During the ballad in the 2016 DCI Championship show "Down Side Up," a trumpet soloist winked at the camera during the Preliminary round. After DCI shared the video on social media, soloists in other corps followed his lead, winking, waving, or smiling broadly for the camera. The trumpeter was featured on the Lucas Oil Stadium's Jumbotron when he repeated his wink during Finals (after not having done it during Semifinals), and the crowd went wild.
- "World Class Corps". Drum Corps International. Retrieved April 25, 2012.
- A History of Drum & Bugle Corps, Vol. 2; Steve Vickers, ed.; Drum Corps World, pub.; 2003
- "History". Bluecoats. Retrieved September 16, 2014.
- "History of Bluecoats". Maher Associates, Inc./corpsreps.com. Retrieved April 25, 2012.
- "A new 'Bloo' champion is born". Drum Corps International. 14 August 2016. Retrieved 14 August 2016.
- "Who are the Bluecoats?". Bluecoats. Retrieved September 16, 2014.
- "Board of Directors". Bluecoats Drum and Bugle Corps. Retrieved 19 August 2016.
- "Administration". Bluecoats Drum and Bugle Corps. Retrieved 19 August 2016.
- "Home". Bluecoats Drum and Bugle Corps. Retrieved 19 August 2016.
- "Champion Event Center". Bluecoats Drum and Bugle Corps. Retrieved September 16, 2014.
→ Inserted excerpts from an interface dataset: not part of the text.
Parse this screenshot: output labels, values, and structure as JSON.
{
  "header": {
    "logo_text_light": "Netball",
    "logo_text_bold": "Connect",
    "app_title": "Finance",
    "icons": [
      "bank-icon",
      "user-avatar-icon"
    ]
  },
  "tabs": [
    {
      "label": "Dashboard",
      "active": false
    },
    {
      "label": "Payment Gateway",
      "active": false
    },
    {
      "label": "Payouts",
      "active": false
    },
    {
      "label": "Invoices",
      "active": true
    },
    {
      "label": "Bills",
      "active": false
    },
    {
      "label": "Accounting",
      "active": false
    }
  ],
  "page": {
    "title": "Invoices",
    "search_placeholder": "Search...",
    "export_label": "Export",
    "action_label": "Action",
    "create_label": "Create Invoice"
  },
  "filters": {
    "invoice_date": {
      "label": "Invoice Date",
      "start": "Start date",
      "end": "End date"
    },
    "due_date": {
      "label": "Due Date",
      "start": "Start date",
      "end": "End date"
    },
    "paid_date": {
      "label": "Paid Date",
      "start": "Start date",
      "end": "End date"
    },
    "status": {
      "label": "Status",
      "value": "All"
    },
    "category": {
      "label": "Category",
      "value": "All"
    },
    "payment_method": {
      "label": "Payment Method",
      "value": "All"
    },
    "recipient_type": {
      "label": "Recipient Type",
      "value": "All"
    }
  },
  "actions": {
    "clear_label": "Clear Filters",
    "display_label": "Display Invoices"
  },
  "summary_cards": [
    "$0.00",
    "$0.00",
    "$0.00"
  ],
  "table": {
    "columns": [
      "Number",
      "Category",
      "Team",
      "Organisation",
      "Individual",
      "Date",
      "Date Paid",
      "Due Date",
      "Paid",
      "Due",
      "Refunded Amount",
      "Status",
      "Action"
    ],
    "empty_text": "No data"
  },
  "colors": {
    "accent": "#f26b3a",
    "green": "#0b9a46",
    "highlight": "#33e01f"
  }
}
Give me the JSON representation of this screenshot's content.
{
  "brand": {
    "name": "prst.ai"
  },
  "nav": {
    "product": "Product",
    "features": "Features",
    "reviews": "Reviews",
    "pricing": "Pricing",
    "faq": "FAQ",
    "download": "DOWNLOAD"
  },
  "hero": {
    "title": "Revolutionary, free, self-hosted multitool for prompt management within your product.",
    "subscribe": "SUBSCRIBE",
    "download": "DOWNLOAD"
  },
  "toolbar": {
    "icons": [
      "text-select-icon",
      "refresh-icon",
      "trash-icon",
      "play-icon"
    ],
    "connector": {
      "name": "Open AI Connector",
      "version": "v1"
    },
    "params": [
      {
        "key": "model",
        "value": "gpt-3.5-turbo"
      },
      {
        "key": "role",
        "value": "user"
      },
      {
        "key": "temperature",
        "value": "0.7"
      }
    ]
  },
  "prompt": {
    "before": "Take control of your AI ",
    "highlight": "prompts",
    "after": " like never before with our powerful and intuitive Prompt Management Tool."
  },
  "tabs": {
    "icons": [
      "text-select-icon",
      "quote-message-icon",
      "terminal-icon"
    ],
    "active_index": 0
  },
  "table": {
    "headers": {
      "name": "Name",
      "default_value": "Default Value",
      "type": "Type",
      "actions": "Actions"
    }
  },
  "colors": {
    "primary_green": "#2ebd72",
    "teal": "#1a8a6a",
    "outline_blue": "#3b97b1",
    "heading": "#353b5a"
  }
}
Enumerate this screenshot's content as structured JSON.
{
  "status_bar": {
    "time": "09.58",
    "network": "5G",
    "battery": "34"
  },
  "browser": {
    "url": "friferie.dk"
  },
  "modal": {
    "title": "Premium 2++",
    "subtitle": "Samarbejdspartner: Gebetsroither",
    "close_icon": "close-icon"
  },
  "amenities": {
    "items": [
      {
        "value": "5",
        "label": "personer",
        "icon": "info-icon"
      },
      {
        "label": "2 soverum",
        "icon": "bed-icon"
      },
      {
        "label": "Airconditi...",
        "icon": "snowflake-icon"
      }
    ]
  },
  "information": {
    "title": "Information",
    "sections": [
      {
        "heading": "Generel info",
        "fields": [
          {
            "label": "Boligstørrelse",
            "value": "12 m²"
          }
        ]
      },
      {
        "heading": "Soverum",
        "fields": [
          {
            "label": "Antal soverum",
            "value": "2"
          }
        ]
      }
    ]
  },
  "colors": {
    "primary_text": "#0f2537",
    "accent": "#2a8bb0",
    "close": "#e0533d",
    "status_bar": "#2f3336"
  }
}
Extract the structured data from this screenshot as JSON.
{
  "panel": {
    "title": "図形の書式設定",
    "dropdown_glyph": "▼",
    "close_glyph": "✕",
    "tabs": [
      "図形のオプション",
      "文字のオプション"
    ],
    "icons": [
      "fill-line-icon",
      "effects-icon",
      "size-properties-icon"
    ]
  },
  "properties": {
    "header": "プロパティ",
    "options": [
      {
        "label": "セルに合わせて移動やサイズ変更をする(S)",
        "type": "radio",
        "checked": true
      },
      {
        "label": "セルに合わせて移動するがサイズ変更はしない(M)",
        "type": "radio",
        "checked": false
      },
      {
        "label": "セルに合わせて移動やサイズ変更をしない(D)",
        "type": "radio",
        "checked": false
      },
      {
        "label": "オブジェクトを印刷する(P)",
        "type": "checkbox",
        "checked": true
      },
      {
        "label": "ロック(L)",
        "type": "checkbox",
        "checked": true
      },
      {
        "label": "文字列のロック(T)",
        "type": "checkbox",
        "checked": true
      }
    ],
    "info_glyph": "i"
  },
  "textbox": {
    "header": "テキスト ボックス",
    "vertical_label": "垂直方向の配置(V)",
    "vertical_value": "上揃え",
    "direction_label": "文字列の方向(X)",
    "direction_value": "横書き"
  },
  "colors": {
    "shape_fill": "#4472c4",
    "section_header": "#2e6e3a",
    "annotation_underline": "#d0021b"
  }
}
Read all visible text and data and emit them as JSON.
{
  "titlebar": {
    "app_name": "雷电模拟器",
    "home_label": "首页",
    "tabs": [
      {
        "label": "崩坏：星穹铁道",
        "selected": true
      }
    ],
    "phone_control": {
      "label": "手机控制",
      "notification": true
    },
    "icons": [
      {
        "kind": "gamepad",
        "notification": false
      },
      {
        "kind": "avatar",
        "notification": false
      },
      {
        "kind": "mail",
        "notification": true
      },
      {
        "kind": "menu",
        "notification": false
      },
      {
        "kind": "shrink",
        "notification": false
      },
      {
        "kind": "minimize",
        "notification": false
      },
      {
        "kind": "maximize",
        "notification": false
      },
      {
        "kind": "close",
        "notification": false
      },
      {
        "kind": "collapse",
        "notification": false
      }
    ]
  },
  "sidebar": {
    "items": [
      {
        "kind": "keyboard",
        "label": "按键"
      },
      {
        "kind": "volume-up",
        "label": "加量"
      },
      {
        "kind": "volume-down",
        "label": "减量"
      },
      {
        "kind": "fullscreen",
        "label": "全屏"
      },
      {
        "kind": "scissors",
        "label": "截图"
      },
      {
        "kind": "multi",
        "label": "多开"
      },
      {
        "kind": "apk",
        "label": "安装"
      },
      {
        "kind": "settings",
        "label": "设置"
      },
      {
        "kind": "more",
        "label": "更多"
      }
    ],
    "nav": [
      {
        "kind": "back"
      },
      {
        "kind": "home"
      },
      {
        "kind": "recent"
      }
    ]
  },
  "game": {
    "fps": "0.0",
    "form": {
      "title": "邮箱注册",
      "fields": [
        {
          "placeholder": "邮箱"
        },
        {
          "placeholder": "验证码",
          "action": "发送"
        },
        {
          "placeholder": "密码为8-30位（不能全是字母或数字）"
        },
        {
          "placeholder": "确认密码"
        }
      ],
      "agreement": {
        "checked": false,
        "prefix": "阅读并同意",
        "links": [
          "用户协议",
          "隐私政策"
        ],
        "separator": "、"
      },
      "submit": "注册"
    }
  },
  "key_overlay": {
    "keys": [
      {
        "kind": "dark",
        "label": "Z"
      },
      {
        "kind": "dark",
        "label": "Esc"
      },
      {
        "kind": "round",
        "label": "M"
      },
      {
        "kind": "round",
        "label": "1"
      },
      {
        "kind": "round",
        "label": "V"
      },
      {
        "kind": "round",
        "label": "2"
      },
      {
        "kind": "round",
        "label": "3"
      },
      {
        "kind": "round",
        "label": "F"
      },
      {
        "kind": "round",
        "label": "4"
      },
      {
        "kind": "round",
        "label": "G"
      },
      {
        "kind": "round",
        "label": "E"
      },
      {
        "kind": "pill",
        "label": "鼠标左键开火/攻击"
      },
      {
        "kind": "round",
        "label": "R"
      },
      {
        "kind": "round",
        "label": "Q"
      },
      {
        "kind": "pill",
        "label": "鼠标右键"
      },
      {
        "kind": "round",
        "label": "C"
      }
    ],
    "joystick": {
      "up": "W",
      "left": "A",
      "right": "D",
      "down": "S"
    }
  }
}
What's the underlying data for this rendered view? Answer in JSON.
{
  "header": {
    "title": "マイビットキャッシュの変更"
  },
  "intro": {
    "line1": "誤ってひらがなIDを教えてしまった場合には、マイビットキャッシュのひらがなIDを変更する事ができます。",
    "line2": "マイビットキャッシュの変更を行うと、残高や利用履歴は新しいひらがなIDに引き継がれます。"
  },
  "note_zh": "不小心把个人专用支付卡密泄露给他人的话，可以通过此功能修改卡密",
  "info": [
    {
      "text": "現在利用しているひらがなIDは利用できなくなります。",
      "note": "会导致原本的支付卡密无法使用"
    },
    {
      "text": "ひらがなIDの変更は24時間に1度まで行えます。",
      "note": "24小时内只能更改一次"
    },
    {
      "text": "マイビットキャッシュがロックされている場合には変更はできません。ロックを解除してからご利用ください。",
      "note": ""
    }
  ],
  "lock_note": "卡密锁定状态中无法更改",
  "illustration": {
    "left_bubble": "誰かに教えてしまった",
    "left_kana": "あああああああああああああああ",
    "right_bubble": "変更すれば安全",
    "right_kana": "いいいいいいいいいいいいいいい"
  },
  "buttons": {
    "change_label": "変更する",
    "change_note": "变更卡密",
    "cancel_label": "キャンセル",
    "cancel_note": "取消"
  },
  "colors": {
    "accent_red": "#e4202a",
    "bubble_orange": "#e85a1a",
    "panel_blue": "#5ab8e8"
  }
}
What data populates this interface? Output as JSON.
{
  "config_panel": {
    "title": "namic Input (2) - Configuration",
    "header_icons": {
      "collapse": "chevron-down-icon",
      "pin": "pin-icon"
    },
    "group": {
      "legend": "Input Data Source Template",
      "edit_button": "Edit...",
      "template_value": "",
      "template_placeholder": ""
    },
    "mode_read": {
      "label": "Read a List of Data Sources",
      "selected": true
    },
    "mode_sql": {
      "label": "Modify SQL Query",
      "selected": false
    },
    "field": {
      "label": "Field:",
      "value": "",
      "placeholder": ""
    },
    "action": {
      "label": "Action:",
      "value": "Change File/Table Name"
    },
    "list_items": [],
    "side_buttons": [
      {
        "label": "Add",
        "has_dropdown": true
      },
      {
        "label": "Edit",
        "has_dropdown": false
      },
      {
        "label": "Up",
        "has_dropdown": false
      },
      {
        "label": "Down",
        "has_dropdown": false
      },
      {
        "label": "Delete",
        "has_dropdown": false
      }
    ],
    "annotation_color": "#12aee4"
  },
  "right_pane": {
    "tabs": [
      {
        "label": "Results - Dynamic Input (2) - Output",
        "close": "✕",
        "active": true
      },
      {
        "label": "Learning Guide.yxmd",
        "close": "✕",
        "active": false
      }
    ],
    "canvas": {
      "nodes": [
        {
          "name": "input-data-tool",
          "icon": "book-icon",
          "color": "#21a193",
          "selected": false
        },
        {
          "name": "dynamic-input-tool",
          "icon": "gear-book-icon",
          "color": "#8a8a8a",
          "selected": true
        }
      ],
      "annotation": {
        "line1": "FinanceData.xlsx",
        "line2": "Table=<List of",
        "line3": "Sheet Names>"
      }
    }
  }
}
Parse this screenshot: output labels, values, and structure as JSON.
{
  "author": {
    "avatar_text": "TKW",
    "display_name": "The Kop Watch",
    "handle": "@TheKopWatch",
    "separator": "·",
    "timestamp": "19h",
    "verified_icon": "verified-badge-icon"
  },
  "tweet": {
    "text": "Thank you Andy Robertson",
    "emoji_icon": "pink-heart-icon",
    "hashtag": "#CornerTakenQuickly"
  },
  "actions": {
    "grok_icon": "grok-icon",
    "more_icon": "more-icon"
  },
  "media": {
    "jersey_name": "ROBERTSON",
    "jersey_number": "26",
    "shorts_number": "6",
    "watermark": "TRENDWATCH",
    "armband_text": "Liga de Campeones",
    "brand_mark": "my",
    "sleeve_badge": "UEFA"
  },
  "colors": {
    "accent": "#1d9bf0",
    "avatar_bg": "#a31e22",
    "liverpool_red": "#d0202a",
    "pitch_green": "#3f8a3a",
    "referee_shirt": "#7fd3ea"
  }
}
- "Song History for Bluecoats". Maher & Associates, Inc./corpsreps.com. Retrieved 9 December 2015.